In God We Trust:
The motto IN GOD WE TRUST was placed on United States coins largely because of the increased religious sentiment existing during the Civil War. Secretary of the Treasury Salmon P. Chase received many appeals from devout persons throughout the country, urging that the United States recognize the Deity on United States coins….
…t was found that the Act of Congress dated January 18, 1837, prescribed the mottoes and devices that should be placed upon the coins of the United States. This meant that the mint could make no changes without the enactment of additional legislation by the Congress. Read more on the US Treasury website here.
1861 – On the brink of bankruptcy and pressed to finance the Civil War,
Congress authorized the United States Treasury to issue paper money for
the first time in the form of non-interest bearing Treasury Notes call
1865 – Gold Certificates were issued by the Department of the Treasury against gold coin and bullion deposits and were circulated until 1933.
A law passed by the 84th Congress (P.L. 84-140) and approved by the
President on July 30, 1956, the President approved a Joint Resolution of
the 84th Congress, declaring IN GOD WE TRUST the national motto of the
United States. IN GOD WE TRUST was first used on paper money in 1957,
when it appeared on the one-dollar silver certificate. The first paper
currency bearing the motto entered circulation on October 1, 1957. For more money fun facts, click here.
Religion in the original Constitution:
Religion makes only one direct and obvious appearance in the original Constitution that seems to point to a desire for some degree of religious freedom. That appearance is in Article 6, at the end of the third clause:
[N]o religious Test shall ever be required as a Qualification to any Office or public Trust under the United States.
This statement is simple and straight-forward, and applies to all offices in the entire United States, both state and federal. The clause simply means that no public position can be required to be held by any one of any religious denomination. It would be unconstitutional for there to be a requirement that the President by Lutheran, or even for the mayor of a small town to be Christian. Likewise, it would be unconstitutional for a law to forbid a Jew or Muslim from holding any office in any governmental jurisdiction in the United States. (This having been said, it should be noted that several state constitutions do have a religious test — specifically, they deny office to anyone unwilling to acknowledge God or a Supreme Being.) Visit the source here.
E Pluribus Unum:

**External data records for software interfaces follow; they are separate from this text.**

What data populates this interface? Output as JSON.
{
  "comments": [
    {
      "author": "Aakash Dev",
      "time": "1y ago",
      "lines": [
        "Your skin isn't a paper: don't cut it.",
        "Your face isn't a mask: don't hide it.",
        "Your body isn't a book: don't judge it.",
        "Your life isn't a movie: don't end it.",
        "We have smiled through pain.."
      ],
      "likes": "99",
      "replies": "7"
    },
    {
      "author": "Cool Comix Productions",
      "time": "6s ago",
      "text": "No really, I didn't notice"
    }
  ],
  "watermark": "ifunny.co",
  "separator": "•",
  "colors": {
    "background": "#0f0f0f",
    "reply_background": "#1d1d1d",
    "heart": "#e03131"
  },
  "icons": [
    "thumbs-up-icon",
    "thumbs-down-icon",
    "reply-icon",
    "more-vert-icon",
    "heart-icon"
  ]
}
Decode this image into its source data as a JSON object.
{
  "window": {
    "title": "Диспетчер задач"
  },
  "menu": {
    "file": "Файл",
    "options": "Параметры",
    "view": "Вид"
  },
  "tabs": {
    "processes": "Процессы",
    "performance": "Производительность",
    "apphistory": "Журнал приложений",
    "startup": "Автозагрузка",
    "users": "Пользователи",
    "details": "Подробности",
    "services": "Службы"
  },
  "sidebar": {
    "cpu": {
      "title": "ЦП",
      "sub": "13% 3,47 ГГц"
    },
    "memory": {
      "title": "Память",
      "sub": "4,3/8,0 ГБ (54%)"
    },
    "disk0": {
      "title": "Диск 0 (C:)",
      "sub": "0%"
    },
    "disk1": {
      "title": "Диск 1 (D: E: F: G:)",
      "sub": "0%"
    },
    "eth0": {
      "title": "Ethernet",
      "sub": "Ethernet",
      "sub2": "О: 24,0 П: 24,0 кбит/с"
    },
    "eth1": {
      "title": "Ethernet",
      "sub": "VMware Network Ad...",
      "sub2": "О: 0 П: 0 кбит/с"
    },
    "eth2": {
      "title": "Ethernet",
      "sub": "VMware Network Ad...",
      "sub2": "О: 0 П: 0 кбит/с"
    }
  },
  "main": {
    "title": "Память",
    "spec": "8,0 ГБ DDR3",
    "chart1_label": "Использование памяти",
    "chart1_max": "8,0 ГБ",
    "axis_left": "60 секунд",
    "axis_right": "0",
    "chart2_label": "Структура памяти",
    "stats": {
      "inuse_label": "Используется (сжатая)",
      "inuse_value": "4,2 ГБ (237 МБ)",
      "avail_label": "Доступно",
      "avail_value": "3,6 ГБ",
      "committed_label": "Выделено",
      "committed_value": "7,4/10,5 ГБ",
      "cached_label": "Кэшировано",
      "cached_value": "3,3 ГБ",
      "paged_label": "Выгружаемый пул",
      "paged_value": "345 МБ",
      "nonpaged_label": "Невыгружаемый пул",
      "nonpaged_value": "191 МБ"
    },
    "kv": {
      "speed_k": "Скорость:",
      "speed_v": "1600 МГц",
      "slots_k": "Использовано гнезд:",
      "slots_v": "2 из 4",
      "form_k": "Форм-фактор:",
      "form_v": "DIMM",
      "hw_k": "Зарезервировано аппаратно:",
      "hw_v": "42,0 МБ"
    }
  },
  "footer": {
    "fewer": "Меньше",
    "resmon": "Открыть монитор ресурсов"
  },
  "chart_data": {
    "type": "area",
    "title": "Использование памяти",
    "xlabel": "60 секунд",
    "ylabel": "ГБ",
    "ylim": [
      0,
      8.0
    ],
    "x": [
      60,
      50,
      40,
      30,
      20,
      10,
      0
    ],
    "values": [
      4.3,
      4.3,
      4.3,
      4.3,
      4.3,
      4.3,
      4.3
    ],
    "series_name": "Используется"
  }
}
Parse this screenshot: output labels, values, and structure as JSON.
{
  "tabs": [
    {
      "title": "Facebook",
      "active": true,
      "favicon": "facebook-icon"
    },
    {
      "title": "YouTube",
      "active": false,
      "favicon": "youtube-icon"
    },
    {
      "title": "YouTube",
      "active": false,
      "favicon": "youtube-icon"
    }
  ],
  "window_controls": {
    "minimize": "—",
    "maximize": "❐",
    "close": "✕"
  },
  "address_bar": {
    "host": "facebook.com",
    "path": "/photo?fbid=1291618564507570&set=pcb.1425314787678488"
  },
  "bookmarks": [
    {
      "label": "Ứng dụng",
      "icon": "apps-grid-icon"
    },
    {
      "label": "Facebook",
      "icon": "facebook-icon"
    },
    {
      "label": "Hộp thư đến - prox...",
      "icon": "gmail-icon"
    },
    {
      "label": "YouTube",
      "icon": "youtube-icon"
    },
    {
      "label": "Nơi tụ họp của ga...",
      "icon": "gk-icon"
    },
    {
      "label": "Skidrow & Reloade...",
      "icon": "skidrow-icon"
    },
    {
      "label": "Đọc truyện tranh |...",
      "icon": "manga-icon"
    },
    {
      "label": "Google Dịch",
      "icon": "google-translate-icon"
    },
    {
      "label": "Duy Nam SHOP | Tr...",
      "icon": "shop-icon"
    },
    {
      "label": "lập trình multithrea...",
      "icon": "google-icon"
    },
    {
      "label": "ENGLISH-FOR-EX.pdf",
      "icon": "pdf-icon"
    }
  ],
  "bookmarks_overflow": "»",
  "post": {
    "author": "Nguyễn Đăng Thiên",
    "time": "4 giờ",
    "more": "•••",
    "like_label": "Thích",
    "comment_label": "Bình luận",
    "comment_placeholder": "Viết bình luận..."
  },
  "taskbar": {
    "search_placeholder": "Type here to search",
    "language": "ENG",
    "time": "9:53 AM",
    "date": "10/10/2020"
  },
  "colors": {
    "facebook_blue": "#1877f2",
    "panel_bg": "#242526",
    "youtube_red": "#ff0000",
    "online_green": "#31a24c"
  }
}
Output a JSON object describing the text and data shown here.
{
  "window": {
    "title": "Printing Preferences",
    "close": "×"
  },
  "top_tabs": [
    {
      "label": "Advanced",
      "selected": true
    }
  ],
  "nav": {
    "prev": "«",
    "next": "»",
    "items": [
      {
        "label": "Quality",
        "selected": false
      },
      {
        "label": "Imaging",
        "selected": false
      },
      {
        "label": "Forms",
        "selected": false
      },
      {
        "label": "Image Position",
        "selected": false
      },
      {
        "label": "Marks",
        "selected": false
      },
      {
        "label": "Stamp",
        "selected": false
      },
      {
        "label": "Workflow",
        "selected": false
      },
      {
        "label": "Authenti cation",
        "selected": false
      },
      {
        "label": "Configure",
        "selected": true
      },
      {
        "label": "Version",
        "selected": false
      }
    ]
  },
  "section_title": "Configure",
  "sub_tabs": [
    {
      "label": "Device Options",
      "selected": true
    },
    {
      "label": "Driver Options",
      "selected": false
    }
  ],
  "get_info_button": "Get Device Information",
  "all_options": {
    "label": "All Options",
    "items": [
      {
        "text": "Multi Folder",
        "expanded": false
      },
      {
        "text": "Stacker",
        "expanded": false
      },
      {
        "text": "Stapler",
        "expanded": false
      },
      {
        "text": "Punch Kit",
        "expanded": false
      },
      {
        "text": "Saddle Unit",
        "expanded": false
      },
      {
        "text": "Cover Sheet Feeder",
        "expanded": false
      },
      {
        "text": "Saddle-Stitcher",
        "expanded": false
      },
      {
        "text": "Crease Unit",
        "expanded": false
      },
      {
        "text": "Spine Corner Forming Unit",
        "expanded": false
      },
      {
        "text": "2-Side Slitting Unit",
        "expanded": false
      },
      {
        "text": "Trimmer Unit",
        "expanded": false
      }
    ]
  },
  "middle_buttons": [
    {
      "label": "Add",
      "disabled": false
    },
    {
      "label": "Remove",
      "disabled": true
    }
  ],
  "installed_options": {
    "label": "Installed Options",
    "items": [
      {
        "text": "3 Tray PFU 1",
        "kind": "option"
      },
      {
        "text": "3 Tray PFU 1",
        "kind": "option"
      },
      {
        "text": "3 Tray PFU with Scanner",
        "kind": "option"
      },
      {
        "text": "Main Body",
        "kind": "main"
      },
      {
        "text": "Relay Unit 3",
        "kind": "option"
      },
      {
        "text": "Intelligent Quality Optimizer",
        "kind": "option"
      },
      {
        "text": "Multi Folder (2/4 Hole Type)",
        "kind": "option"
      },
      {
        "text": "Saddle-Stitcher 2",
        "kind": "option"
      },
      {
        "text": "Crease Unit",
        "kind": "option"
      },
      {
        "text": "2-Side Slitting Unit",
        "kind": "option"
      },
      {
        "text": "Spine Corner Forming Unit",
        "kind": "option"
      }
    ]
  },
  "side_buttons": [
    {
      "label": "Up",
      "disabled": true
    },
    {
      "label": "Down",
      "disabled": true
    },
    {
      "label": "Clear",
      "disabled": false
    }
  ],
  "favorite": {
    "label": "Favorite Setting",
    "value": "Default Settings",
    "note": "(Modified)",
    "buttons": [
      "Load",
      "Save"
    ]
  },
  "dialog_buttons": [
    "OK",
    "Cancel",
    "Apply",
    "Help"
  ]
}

“E Pluribus Unum” was the motto proposed for the first Great Seal of the United States by John Adams, Benjamin Franklin, and Thomas Jefferson in 1776. A Latin phrase meaning “One from many,” the phrase offered a strong statement of the American determination to form a single nation from a collection of states. Over the years, “E Pluribus Unum” has also served as a reminder of America’s bold attempt to make one unified nation of people from many different backgrounds and beliefs. The challenge of seeking unity while respecting diversity has played a critical role in shaping our history, our literature, and our national character. Click here for more.
Pledge of Allegiance:
The Pledge of Allegiance was written in August 1892 by the socialist minister Francis Bellamy (1855-1931). It was originally published in The Youth’s Companion on September 8, 1892. Bellamy had hoped that the pledge would be used by citizens in any country.
In its original form it read:
“I pledge allegiance to my Flag and the Republic for which it stands, one nation, indivisible, with liberty and justice for all.”
In 1923, the words, “the Flag of the United States of America” were added. At this time it read:
“I pledge allegiance to the Flag of the United States of America and to the Republic for which it stands, one nation, indivisible, with liberty and justice for all.”
In 1954, in response to the Communist threat of the times, President Eisenhower encouraged Congress to add the words “under God,” creating the 31-word pledge we say today. Bellamy’s daughter objected to this alteration. Today it reads:
“I pledge allegiance to the flag of the United States of America, and to the republic for which it stands, one nation under God, indivisible, with liberty and justice for all.”